Out in the family waiting area, Smith's son Scott says: "God has his hand on everything. He's in control. We're not. It's in God's hands."
Pool initially wondered if his praying might give patients pause, whether they'd worry he wasn't confident enough in his own skills to get through the surgery.
"It's been the opposite," he says. "They value the humility."
Last year, Shea Bowen of Kaufman had just delivered a son at Texas Health Presbyterian Hospital Rockwall four weeks early. Suddenly, she became short of breath. Tests revealed a tumor in her heart.
She was rushed to the network's Dallas hospital, where Pool met with her and her husband. She was shaking then, a complete wreck.
"It was terrifying for me," Bowen says. "I had to leave my few-hours-old baby. We knew there was a chance that … Not everyone comes out of surgery.
"Dr. Pool could tell. His words were 'I don't know if you guys believe in God, but I do,' and as soon as he said that, we both burst into tears. He said, 'I can cut and I can sew, but God is going to heal you, and I'm going to do everything in my power to make sure that happens.'

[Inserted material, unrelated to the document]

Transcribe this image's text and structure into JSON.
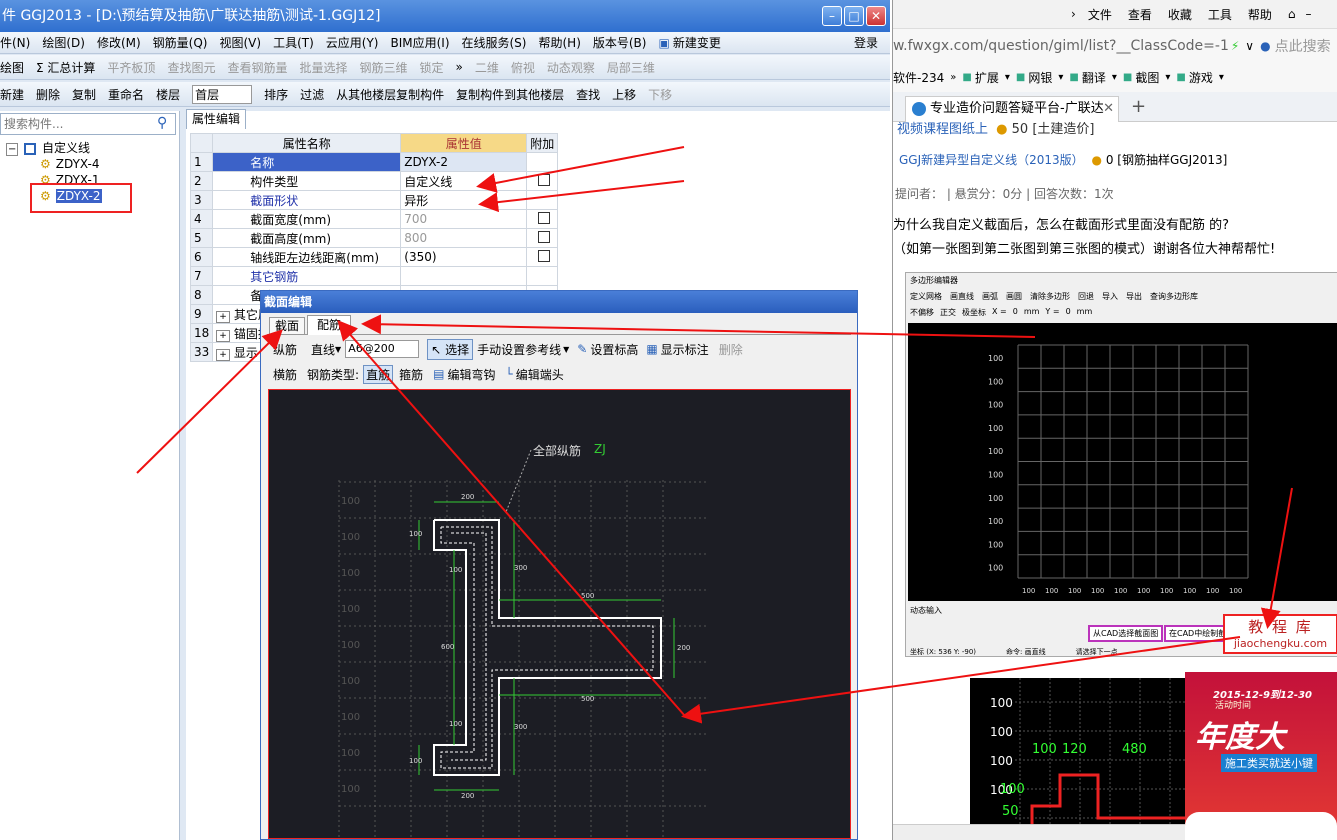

"There's a lot that's a blur, but I remember the comfort of knowing the person who was literally going to stop my heart and cut me open was going to do that for me under God."

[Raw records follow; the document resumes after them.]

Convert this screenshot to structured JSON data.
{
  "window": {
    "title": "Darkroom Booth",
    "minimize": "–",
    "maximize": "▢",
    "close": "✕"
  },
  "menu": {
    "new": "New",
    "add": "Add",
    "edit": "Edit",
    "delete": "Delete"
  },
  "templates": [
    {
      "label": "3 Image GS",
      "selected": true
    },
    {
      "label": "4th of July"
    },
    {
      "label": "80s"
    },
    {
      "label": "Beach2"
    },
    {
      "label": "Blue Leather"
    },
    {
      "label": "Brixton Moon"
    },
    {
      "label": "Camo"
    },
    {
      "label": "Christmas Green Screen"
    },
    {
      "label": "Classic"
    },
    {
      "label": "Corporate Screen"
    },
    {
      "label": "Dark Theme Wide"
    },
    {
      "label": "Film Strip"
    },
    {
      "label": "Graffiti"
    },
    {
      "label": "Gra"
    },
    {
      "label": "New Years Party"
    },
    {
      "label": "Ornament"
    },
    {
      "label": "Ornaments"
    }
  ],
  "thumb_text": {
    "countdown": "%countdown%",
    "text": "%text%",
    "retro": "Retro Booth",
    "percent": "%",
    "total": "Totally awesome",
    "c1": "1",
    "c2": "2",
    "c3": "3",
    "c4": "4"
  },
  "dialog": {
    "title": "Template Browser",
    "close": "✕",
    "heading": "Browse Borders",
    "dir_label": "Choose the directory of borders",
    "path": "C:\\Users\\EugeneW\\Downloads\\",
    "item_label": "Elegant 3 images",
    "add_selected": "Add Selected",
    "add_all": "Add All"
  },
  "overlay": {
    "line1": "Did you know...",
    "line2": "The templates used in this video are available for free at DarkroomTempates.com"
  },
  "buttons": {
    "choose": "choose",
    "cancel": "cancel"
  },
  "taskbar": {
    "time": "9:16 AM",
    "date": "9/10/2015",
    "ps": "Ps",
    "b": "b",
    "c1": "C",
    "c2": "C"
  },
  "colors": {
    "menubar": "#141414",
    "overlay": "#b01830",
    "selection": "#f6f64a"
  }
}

Not long ago, Pool contacted a local evangelistic organization. "So I could up my game," he says. He wants to learn how to share his faith without being a "turn or burn" proselytizer.
"I wouldn't want for somebody to make a decision in a moment of crisis that they wouldn't make otherwise," he says. "I don't want to say, 'It's your last chance: Smarten up or else.'
"It doesn't mean I can't share my faith just because it might upset somebody in the world. This nation was founded on Christian ideals."
Pool pauses when asked if he'd pray with followers of Islam, a faith he considers antagonistic and unforgiving.
"I don't think they would get the same meaning" from it, he says. "Not that they would feel offended, but … not comforted."
He tries to avoid a holier-than-thou air and — with patients, anyway — doesn't claim only certain believers get into heaven.
"It's not my job to get somebody to make certain decisions," Pool says. "All I can do is live a life that makes it appealing to somebody and then share it with them. If I share and they say, 'I'm not interested,' I say no problem and move on. But seeds can be sown that you never see the fruit of."
A success story
Smith's operation was a success. Six weeks later, Pool meets with him one last time.
"You're doing extremely well," Pool says. "I'm going to fade away now. You don't have to come back and see me."
"I'd be 6 feet under if it wasn't for you," Smith says.
Pool dismisses the thought. "I'd like to say a prayer with you," he says.
Smith bows his head and closes his eyes.
"Lord," Pool begins, "thank you for getting Mr. Smith out of the hospital and getting him home. We ask that you continue that process of healing and give him a spring in his step once again. In Jesus' name we pray."
Smith is upbeat. He believes the gesture will help him get better. And in the end, that might be the most important thing of all.